Component data from apps and pages:
###
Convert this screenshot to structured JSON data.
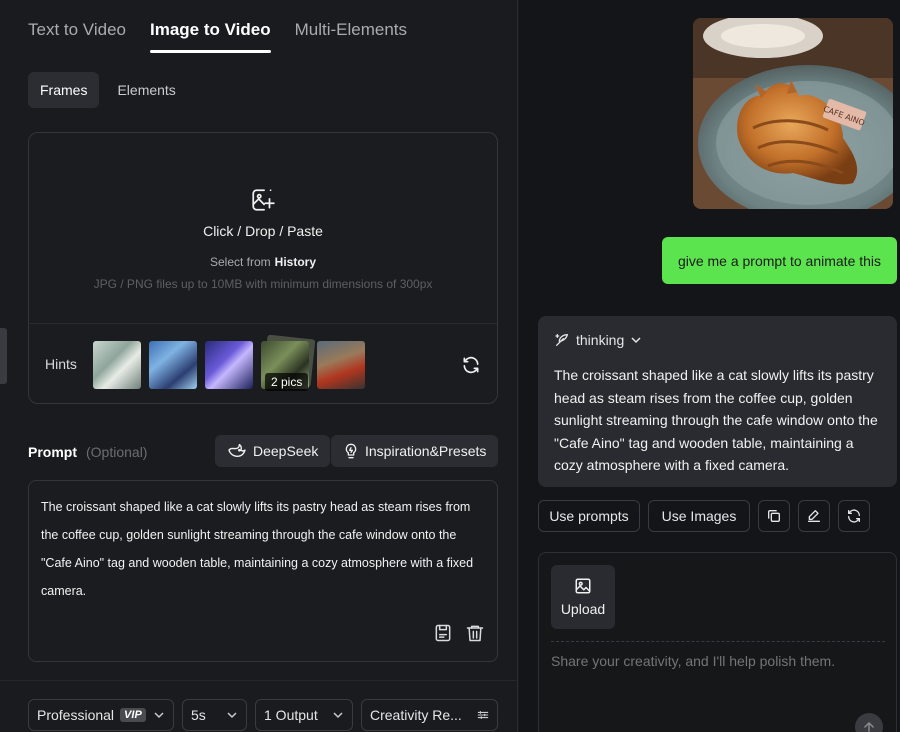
{
  "tabs": [
    {
      "label": "Text to Video",
      "active": false
    },
    {
      "label": "Image to Video",
      "active": true
    },
    {
      "label": "Multi-Elements",
      "active": false
    }
  ],
  "subtabs": [
    {
      "label": "Frames",
      "active": true
    },
    {
      "label": "Elements",
      "active": false
    }
  ],
  "upload": {
    "title": "Click / Drop / Paste",
    "select_prefix": "Select from",
    "select_link": "History",
    "note": "JPG / PNG files up to 10MB with minimum dimensions of 300px"
  },
  "hints": {
    "label": "Hints",
    "badge": "2 pics"
  },
  "prompt": {
    "label": "Prompt",
    "optional": "(Optional)",
    "deepseek_label": "DeepSeek",
    "inspiration_label": "Inspiration&Presets",
    "text": "The croissant shaped like a cat slowly lifts its pastry head as steam rises from the coffee cup, golden sunlight streaming through the cafe window onto the \"Cafe Aino\" tag and wooden table, maintaining a cozy atmosphere with a fixed camera."
  },
  "settings": {
    "mode": "Professional",
    "vip": "VIP",
    "duration": "5s",
    "output": "1 Output",
    "creativity": "Creativity Re..."
  },
  "chat": {
    "user_message": "give me a prompt to animate this",
    "thinking_label": "thinking",
    "assistant_text": "The croissant shaped like a cat slowly lifts its pastry head as steam rises from the coffee cup, golden sunlight streaming through the cafe window onto the \"Cafe Aino\" tag and wooden table, maintaining a cozy atmosphere with a fixed camera.",
    "use_prompts_label": "Use prompts",
    "use_images_label": "Use Images",
    "image_tag_text": "CAFE AINO"
  },
  "composer": {
    "upload_label": "Upload",
    "placeholder": "Share your creativity, and I'll help polish them."
  },
  "colors": {
    "accent_green": "#5ce44e",
    "background": "#1a1b1e",
    "panel": "#2a2b30"
  }
}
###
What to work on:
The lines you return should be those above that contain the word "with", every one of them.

Response for this exercise:
    "note": "JPG / PNG files up to 10MB with minimum dimensions of 300px"
    "text": "The croissant shaped like a cat slowly lifts its pastry head as steam rises from the coffee cup, golden sunlight streaming through the cafe window onto the \"Cafe Aino\" tag and wooden table, maintaining a cozy atmosphere with a fixed camera."
    "assistant_text": "The croissant shaped like a cat slowly lifts its pastry head as steam rises from the coffee cup, golden sunlight streaming through the cafe window onto the \"Cafe Aino\" tag and wooden table, maintaining a cozy atmosphere with a fixed camera.",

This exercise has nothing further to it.